Posted - 08/02/2002 : 4:10 PM
| Just wanted to pass on a semi-unpleasant suprise so others can be forwarned.
My wife and I recently attempted to hike the North Fork Sauk River Loop in Glacier Peak Wilderness in Washington. We chose this hike based on the description and premier rating in the usually reliable "Don't Waste Your Time in the North Cascades" book which made this trail out to be reasonably strenuous but well maintained. Our intention was to take 4 days to hike the 29 mile loop, ascending 3000 feet to White Pass vie the North Fork Sauk River trail, then following the ridge south to Pilot Ridge, descend to the valley and exit. However, given the guide book was published in '95, some things on this trail have changed a little.
The trail remains well maintained for the first 6 miles or so from the trailhead to just beyone McKinaw shelter. This is a very pleasant hike through beautiful mature cedar groves along the rushing Sauk River. However, the trail is supposed to rapidly ascend to the ridge through a series of short switchbacks over the span of about 5 miles. This section of trail has been OBLITERATED by an avalanche schute approx. 150 yards or so wide that extends to the valley floor and partially up the opposing slope. Large trees, some more than 18" in diameter, completely obscure the trail in large, branchy clusters.
Initially, we had hoped to hit White Pass in 4 hours of reasonable paced hiking - instead, with the trail lost we attempted to bushwhack parallel to the schute to where we knew the trail would traverse the ridge. The result was 10.5 hours of steep brushy hiking from McKinaw shelter - a mere 5 miles!

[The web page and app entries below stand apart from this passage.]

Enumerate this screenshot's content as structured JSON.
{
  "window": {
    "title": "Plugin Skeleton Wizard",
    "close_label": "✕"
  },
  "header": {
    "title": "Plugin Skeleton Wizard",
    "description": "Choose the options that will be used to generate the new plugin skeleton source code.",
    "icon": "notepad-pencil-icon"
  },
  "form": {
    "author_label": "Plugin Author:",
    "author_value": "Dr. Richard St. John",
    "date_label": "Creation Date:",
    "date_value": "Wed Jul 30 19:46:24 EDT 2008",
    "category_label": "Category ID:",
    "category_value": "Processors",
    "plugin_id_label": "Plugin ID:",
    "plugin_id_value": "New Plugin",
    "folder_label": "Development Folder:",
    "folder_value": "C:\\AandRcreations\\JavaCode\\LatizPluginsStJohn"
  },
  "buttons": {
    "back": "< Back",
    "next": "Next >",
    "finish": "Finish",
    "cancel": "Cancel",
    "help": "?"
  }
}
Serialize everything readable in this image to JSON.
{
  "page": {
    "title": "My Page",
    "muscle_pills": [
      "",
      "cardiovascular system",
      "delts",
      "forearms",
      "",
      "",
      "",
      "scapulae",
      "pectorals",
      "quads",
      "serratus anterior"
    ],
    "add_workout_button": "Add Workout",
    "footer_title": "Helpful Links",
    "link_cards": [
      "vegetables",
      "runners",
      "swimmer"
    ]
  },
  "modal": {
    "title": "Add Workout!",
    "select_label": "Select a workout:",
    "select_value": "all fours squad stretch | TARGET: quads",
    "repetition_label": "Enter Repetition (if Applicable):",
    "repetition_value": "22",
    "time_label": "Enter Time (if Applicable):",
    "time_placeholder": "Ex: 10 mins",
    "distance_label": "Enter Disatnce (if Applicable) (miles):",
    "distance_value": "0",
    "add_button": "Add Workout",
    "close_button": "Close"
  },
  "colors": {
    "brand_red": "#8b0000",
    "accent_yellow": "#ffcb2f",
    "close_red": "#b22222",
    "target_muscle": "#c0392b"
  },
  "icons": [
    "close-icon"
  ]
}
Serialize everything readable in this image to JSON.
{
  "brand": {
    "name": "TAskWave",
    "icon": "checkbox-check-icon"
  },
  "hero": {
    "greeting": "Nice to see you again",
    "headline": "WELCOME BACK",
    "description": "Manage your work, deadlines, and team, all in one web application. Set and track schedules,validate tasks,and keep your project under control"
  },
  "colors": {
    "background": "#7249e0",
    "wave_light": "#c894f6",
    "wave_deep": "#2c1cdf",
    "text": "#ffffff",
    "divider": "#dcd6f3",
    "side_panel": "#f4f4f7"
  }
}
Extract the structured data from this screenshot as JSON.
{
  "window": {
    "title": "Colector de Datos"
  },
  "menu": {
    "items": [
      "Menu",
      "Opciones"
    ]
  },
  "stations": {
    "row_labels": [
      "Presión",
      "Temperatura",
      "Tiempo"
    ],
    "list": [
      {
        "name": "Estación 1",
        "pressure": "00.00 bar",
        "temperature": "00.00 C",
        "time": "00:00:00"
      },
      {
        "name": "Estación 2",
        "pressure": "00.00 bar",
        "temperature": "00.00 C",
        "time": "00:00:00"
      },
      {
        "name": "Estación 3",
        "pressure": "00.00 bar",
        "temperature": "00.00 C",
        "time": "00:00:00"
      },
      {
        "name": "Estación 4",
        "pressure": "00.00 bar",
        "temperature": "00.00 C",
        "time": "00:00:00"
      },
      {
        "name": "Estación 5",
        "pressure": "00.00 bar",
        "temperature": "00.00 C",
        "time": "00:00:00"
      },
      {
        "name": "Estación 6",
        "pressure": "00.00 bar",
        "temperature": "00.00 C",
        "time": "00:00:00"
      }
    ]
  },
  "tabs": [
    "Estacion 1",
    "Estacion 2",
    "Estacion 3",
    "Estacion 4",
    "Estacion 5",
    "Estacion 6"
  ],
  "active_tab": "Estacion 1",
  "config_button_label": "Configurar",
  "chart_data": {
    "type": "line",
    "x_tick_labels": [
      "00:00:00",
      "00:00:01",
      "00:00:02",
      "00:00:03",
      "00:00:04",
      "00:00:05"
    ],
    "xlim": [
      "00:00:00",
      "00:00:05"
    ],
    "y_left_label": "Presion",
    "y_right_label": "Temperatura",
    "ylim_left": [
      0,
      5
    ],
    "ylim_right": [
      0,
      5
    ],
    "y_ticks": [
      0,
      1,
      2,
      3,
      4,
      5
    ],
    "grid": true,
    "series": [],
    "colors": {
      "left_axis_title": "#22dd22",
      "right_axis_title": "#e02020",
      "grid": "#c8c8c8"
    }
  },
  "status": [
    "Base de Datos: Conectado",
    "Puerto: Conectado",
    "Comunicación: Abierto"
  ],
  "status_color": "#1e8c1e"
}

While the view from the ridge and white pass are spectacular, we elected not to continue our ridge hike for many reasons - a hiker we had passed on the trail had attempted to find the ascent path to Pilot Ridge and was unsucessful, siting the trail was apparently not marked - there was still substantial snow remaining on the ridge, further obscuring the trail - and we were wary of any other unknown obstacles that would potentially make us miss our expected return date. So, back down we went, through the avalanche schute this time, for a 6.5 hour descent to Mackinaw shelter.
I still believe this hike may be worth doing later in the season, and provided you have allocated sufficient time to negotiate the challenging maze of fallen timber and shrub growth leading to the ridge. It is unlikely this trail will be cleared anytime soon as it appeared the schute was more than a year old and, given this is dedicated wilderness, trail maintenance crews cannot use chainsaws to clear the path - only bucksaws.
Does anyone have any recommendations for reasonably clear backpacking trips in the North Cascades where I won't need to pack a Husqvarna?